Time passed.  I continued to look for work while trying to become re-certified to teach in my state. (Dear State of Indiana, don’t make it so hard for intelligent, hardworking moms who stepped out of the classroom for a while to raise a family, to step back in. You’re really shooting yourself in the foot here.) Money was growing tighter and tighter, and one day I was shared my frustrations with a librarian at the school where I was a teacher’s aid. “You know Priscilla, the trouble is you shouldn’t be running a classroom.  You should be running the entire show. You need to be a CEO.”

I stared stupidly at this abrupt comment. I’d come to love this no-nonsense woman over our irreverent conversations about books and kids and life in general.  She continued.  “I’m serious.  You need to be a CEO. You have great ideas. You see the big picture. You see solutions to problems. You don’t put up with crap. People like you. You need to be a CEO.”

I laughed and walked away, and her CEO words got on the bus and traveled to the same destination as my Lake House prayer  – the lovely resort town of Ain’t Nobody Got Time for That. Everyone knows that CEOs need MBAs  I have an MBA- minus the M.

More.Time.Passed. While I tried to no avail to find work in the same town in which I was living so the girls and I could stay in our home, a friend approached me with a job offer for full time work.  I’d been doing part time marketing on the side for him for the Y camp he ran, but camp was growing and needed someone with my background to run marketing and development. It was the camp my father attended as a child, and it’s where he first learned to dream big. It was the camp where I started my faith walk thanks to the loving words of a guitar playing Methodist minister known as “Chaplain John,” and it was the camp where my girls attended every summer and came home all smiles and giggles.  “Mom, whenever we drive down the road to camp, it’s feels like we’re going home!” they’d tell me every time I’d drop them off for a week or two. (When the movie of my life comes out, and Ashley Judd or Diane Lane – playing the part of me -is driving the car into camp there needs to be sweeping music behind those words. Please take note.)
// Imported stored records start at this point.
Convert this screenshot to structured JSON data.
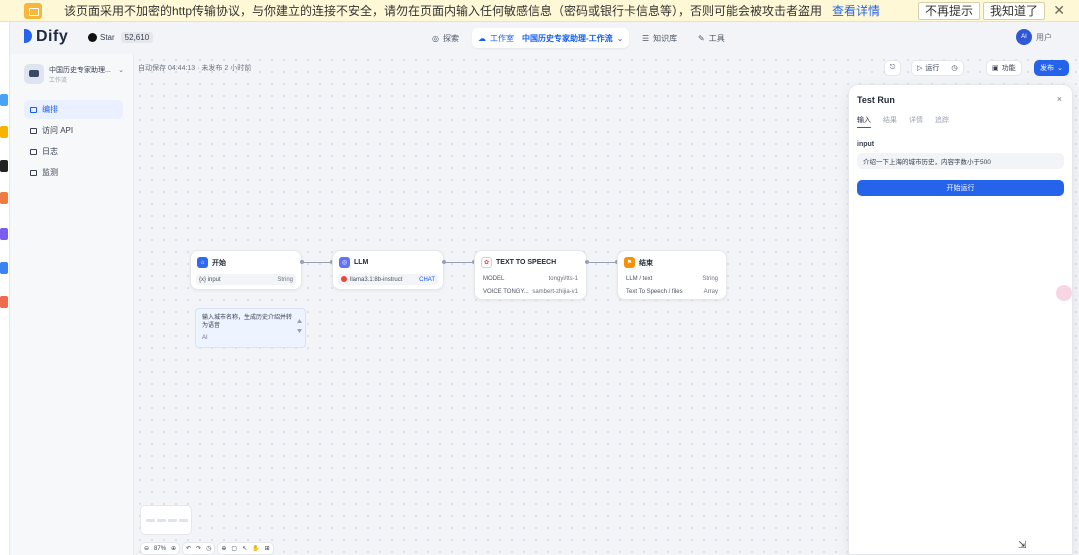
{
  "warning": {
    "text": "该页面采用不加密的http传输协议，与你建立的连接不安全，请勿在页面内输入任何敏感信息（密码或银行卡信息等），否则可能会被攻击者盗用",
    "link": "查看详情",
    "btn_dismiss": "不再提示",
    "btn_ok": "我知道了",
    "close": "✕"
  },
  "nav": {
    "logo": "Dify",
    "github_label": "Star",
    "github_count": "52,610",
    "explore": "探索",
    "studio": "工作室",
    "app_name": "中国历史专家助理-工作流",
    "knowledge": "知识库",
    "tools": "工具",
    "avatar": "AI",
    "user": "用户"
  },
  "sidebar": {
    "app_name": "中国历史专家助理...",
    "app_type": "工作流",
    "items": [
      {
        "label": "编排",
        "active": true
      },
      {
        "label": "访问 API",
        "active": false
      },
      {
        "label": "日志",
        "active": false
      },
      {
        "label": "监测",
        "active": false
      }
    ]
  },
  "canvas": {
    "autosave": "自动保存 04:44:13 · 未发布 2 小时前",
    "btn_run": "运行",
    "btn_features": "功能",
    "btn_publish": "发布"
  },
  "nodes": [
    {
      "title": "开始",
      "color": "#2e6bf0",
      "rows": [
        {
          "left": "{x} input",
          "right": "String"
        }
      ]
    },
    {
      "title": "LLM",
      "color": "#6172f3",
      "rows": [
        {
          "left": "llama3.1:8b-instruct",
          "right": "CHAT"
        }
      ]
    },
    {
      "title": "TEXT TO SPEECH",
      "color": "#f04438",
      "rows": [
        {
          "left": "MODEL",
          "right": "tongyi/tts-1"
        },
        {
          "left": "VOICE TONGY...",
          "right": "sambert-zhijia-v1"
        }
      ]
    },
    {
      "title": "结束",
      "color": "#f79009",
      "rows": [
        {
          "left": "LLM / text",
          "right": "String"
        },
        {
          "left": "Text To Speech / files",
          "right": "Array"
        }
      ]
    }
  ],
  "note": {
    "text": "输入城市名称，生成历史介绍并转为语音",
    "sub": "AI"
  },
  "bottombar": {
    "zoom": "87%"
  },
  "panel": {
    "title": "Test Run",
    "close": "×",
    "tabs": [
      "输入",
      "结果",
      "详情",
      "追踪"
    ],
    "input_label": "input",
    "input_value": "介绍一下上海的城市历史，内容字数小于500",
    "run_button": "开始运行"
  }
}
“Just think about it, Priscilla…if nothing else works out.”

Well, I thought about working at camp about as long as I prayed for a lake house and entertained the idea of being CEO one day.  My daughters had been through enough transitions with their dad leaving.  And now, for crying out loud, they were in middle school.  I couldn’t up and go in the middle of middle school…I mean….it’s MIDDLE SCHOOL! (Even though military kids do it all the time, even though  children worldwide the same ages as my daughters are forced to move because of war, famine and threats of being sold into slavery. Why on God’s Green Earth is American culture obsessed with teenage angst that doesn’t have to be? Shame on us! But that’s another lecture for another time.)

I continued to look for work that wasn’t there…not because it wasn’t physically there, but because unbeknownst to me God still had this Lake House idea on his mind and had busied His angels to run around slamming doors of what I thought were opportunity shut right in my face at every turn.  They shut, and shut and shut until I was finally only left with one door, so I called me friend, and said, “Look, I can’t find work. The state is giving me the run-around on my teaching certification, and I don’t have time or energy to wait around for them, so if you still want me to come work for you, I will.”